• [YOUR INSTRUCTIONS]:
Determine how many lines in the data below contain "Location" and write only that number.

• [LISTED ENTRIES]:
=======
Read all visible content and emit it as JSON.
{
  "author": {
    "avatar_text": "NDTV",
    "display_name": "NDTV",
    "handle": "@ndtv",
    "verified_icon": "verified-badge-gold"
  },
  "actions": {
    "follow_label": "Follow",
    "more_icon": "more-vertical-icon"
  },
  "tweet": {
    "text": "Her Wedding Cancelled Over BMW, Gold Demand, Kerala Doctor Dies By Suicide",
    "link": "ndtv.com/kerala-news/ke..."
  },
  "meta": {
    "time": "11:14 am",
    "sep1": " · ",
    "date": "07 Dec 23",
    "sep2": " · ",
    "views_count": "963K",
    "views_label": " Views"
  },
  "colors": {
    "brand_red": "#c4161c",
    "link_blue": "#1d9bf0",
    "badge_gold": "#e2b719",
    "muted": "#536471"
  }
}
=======
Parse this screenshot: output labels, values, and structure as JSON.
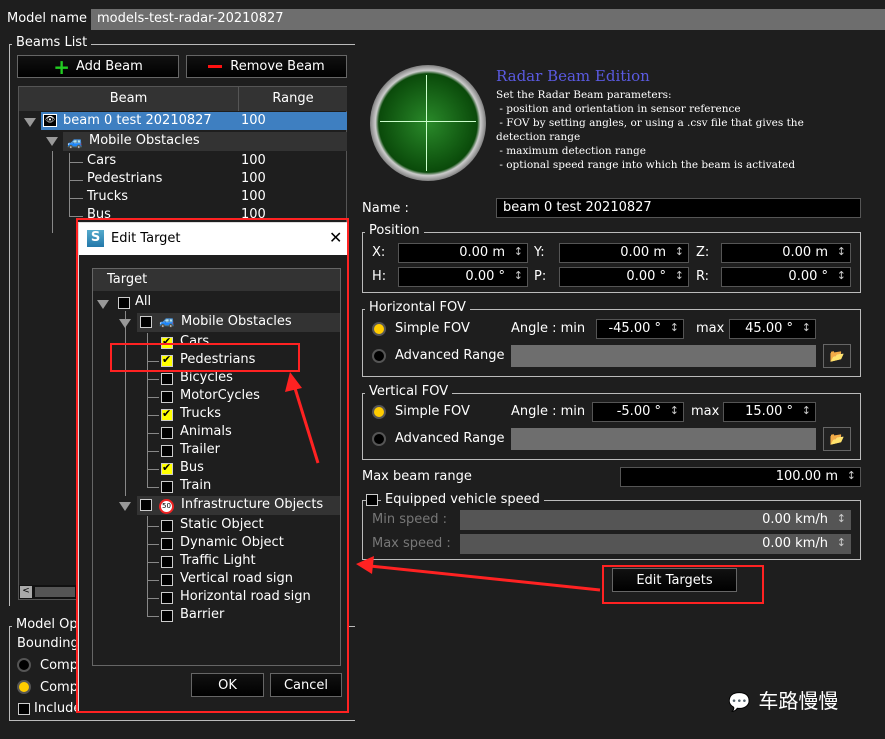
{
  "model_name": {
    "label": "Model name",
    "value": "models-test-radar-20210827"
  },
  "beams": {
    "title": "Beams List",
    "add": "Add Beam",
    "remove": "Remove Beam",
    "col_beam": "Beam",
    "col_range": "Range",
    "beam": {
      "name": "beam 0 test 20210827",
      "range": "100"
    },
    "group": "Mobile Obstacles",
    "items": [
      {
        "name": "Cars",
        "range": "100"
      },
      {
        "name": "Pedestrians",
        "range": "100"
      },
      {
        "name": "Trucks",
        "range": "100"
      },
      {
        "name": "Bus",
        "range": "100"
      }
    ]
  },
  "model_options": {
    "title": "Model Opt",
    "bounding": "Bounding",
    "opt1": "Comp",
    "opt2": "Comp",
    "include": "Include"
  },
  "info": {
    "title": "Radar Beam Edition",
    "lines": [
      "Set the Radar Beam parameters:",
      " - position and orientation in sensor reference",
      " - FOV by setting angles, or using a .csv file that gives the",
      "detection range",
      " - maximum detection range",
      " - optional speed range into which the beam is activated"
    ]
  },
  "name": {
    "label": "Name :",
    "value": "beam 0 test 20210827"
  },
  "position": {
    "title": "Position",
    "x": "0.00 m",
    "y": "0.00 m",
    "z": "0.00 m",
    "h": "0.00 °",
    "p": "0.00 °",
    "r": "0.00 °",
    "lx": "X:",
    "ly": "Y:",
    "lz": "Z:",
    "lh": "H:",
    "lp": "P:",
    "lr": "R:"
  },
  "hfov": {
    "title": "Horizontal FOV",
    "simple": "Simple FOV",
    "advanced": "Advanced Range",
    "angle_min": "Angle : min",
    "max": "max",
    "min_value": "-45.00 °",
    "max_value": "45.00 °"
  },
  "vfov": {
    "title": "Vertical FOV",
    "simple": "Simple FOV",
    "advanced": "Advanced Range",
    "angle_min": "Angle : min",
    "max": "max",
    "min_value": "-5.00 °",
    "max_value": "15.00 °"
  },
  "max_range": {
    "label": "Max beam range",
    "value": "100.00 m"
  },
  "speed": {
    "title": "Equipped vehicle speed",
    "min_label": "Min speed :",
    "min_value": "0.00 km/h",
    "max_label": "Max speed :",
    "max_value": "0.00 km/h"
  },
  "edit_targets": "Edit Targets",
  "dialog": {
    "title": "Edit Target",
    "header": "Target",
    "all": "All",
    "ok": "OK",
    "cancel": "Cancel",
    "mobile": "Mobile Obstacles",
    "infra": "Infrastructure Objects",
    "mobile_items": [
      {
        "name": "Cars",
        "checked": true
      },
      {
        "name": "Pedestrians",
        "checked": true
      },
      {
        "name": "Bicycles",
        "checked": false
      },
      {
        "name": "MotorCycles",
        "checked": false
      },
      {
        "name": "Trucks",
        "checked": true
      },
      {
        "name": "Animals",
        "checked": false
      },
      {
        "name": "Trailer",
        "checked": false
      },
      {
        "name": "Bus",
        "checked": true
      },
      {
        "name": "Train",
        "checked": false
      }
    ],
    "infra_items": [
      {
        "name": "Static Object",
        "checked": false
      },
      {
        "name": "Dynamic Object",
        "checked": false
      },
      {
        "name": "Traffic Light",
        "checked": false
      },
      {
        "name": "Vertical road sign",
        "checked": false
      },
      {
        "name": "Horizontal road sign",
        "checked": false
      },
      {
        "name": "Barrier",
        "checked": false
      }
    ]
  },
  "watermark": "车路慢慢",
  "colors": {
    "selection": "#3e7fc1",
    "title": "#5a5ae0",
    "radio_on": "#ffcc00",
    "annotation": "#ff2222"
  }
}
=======
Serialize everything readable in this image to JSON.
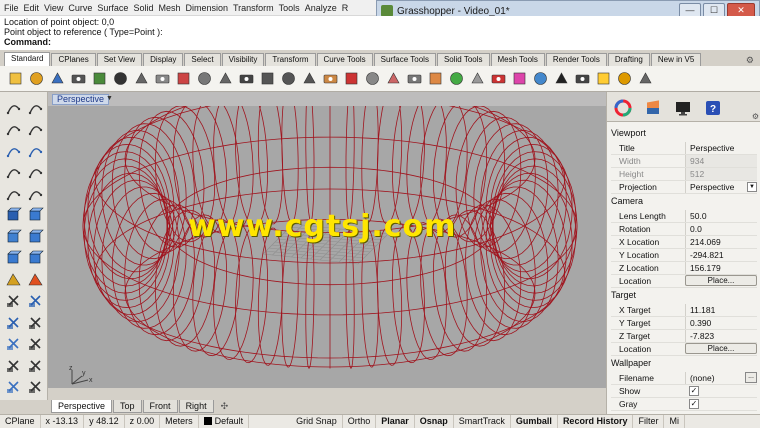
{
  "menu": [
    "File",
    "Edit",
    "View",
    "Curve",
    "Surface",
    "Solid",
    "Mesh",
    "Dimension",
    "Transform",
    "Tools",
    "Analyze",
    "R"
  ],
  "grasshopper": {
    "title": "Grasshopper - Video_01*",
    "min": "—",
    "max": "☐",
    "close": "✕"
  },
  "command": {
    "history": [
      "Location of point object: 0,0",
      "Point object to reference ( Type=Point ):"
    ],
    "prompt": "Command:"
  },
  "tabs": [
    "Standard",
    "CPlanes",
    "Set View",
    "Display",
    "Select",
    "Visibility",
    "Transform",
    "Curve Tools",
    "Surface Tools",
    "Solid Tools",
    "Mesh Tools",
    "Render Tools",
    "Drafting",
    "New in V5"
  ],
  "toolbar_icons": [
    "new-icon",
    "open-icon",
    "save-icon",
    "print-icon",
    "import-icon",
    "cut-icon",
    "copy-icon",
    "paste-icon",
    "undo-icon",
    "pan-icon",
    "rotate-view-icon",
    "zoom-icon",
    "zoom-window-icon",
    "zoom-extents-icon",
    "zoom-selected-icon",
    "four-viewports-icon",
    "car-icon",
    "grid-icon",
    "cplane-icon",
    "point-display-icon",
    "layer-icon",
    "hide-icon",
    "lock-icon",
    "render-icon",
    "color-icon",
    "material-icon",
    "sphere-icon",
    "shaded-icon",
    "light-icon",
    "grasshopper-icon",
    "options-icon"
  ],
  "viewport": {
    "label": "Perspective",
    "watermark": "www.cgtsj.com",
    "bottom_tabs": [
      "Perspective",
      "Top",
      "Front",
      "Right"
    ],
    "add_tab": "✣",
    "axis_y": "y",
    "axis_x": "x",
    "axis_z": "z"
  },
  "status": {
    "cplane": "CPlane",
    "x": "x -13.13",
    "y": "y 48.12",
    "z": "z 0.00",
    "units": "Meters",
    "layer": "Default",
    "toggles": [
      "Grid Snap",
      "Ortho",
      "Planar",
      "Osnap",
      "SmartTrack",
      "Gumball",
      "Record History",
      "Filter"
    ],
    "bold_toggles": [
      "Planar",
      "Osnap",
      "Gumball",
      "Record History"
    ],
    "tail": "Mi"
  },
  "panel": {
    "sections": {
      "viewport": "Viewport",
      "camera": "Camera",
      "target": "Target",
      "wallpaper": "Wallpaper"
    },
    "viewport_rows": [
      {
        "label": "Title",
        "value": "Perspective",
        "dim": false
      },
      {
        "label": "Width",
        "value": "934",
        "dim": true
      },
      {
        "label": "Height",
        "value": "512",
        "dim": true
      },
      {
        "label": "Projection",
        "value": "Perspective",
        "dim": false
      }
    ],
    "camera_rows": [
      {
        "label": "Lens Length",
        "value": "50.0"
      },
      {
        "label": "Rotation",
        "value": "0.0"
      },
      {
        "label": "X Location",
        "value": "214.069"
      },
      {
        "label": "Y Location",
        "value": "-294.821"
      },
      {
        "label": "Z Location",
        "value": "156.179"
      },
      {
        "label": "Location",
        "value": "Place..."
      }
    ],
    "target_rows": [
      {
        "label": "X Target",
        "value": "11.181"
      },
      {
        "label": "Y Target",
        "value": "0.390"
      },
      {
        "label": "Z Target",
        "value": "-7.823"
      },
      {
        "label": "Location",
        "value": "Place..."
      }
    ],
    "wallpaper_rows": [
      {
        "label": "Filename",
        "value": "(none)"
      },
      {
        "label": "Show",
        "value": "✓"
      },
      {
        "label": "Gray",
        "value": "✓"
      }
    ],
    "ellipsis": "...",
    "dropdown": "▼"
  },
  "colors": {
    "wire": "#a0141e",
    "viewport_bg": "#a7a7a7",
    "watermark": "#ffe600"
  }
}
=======
• [TASK RESULT]:
6